I'm completely intrigued with the Backwards Beekeepers
group and what the people in it are sharing. Though we live in a highly developed, urban, fast-paced environment, we're all choosing to make a connection with nature. A connection strong enough to drag us all out of bed this past Sunday morning and to a fantastic meeting space called Farmlab
, situated under a bridge in downtown Los Angeles.
presided over what I understand is a monthly gathering of hive keepers and people interested in becoming bee patrons (like myself). The setting was oddly appropriate — unmistakably urban but with a clear desire for some wilderness and nature. Farmlab's spot boasts wildflowers, a variety of crops growing, numerous large water cisterns and even a solitary white bird (something in the chicken family, I believe).
The meeting got rolling right away, with people sharing stories about hive issues and seeking advice or, more plainly, help. In each case, Kirk asks questions to troubleshoot the problem, and gives opinions about possible remedial action. As always, his descriptions and views are colorful and practical.
With hive threats like wax worms
or robber bees, Kirk says firmly and simply that the best defense is a strong hive. You can help your hive, though, by not collecting honey from mid-July through September. Kirk says the inevitable spills during collection would attract too many predators during those months — from ants to robber bees and others.
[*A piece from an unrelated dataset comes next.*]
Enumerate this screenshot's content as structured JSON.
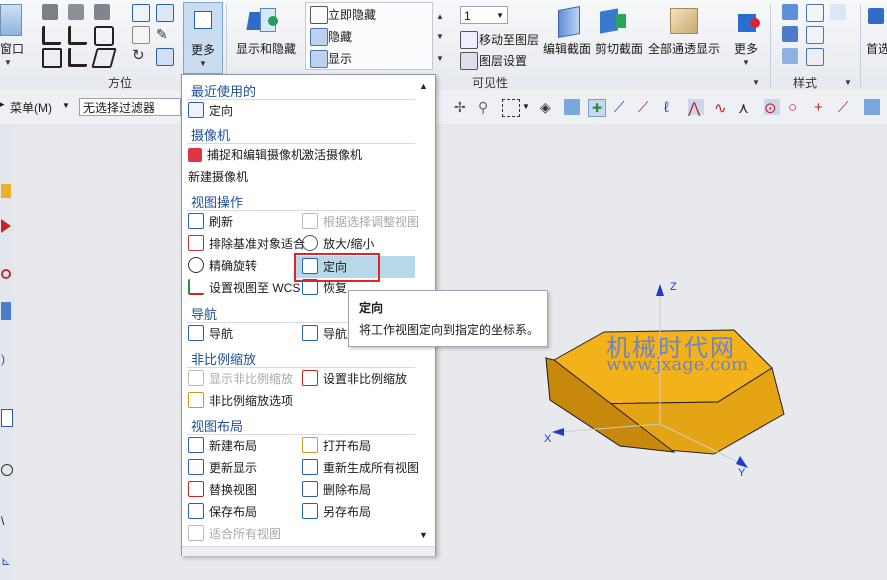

Yes, you read that correctly: robber bees. "
Hive wars" are medieval and not for the faint of heart. In this video
you can see the grim aftermath of one that happened at Russell and Amy's Feral Bee
a short few months ago. The hive is still recovering ...
On the honey bee health front, there was a discussion about preferred methods for feeding a struggling or malnourished hive. In Backwards Beekeeping, hive feeding is something done only out of necessity, and there are many acceptable methods, such as pollen cake (available here at LA Honey
) coated in sugar water, honey and comb (preferably the hive's own, or at least organic), or sugar water in a gallon plastic baggie. Kirk's staunch specification, though, is to use cane
sugar for sugar water feeding. It's important to distinguish cane sugar from plain sugar because of Monsanto's dominant genetically modified (GM) sugar beet crop.
The good news is that just two weeks ago a federal judge revoked government approval of GM sugar beets
until regulators complete a more thorough review of how the scientifically engineered crops affect other food. Interestingly, in March of this year, the same judge who issued this newest GM sugar beet ruling, Judge Jeffrey S. White, denied a request for a preliminary injunction, which allowed plantings for 2010 to proceed.
So the bad news is that the so-called "Roundup Ready" beets (referring to the weed killer they're designed to be impervious to) are already planted on over 1 million acres across 10 states in the U.S. According to Associated Content
, about "50 percent of refined sugar in the U.S. comes from sugar beets. Of that amount, almost all has been the Monsanto genetically modified seed since 2008."
It's probably obvious by this point that I enjoyed the BB gathering and heard all sorts of things (like the nugget of sugar beet info above) that I'm looking forward to exploring and learning more about. My apiary adventure has begun ...
Photos: Rachel Whitman